**Problem statement**
Please show each line of the listing where "title" is present.

_ _ _ _

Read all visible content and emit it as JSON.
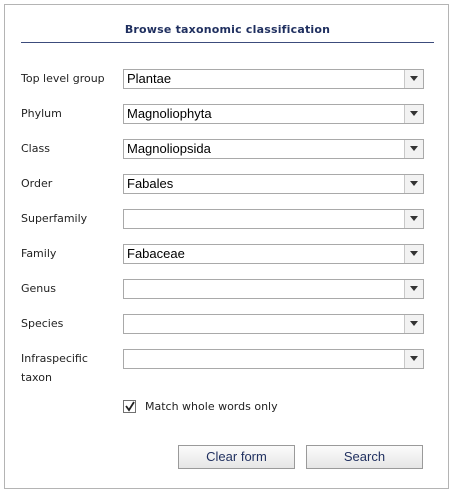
{
  "form": {
    "title": "Browse taxonomic classification",
    "fields": [
      {
        "label": "Top level group",
        "value": "Plantae"
      },
      {
        "label": "Phylum",
        "value": "Magnoliophyta"
      },
      {
        "label": "Class",
        "value": "Magnoliopsida"
      },
      {
        "label": "Order",
        "value": "Fabales"
      },
      {
        "label": "Superfamily",
        "value": ""
      },
      {
        "label": "Family",
        "value": "Fabaceae"
      },
      {
        "label": "Genus",
        "value": ""
      },
      {
        "label": "Species",
        "value": ""
      },
      {
        "label": "Infraspecific",
        "label_line2": "taxon",
        "value": ""
      }
    ],
    "match_whole_words": {
      "label": "Match whole words only",
      "checked": true
    },
    "buttons": {
      "clear": "Clear form",
      "search": "Search"
    }
  },
  "icons": {
    "dropdown": "chevron-down-icon",
    "checkbox": "check-icon"
  },
  "colors": {
    "title": "#1f2f5f",
    "rule": "#3c4c7c",
    "border": "#b4b4b4"
  }
}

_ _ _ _

**Your solution**
    "title": "Browse taxonomic classification",
    "title": "#1f2f5f",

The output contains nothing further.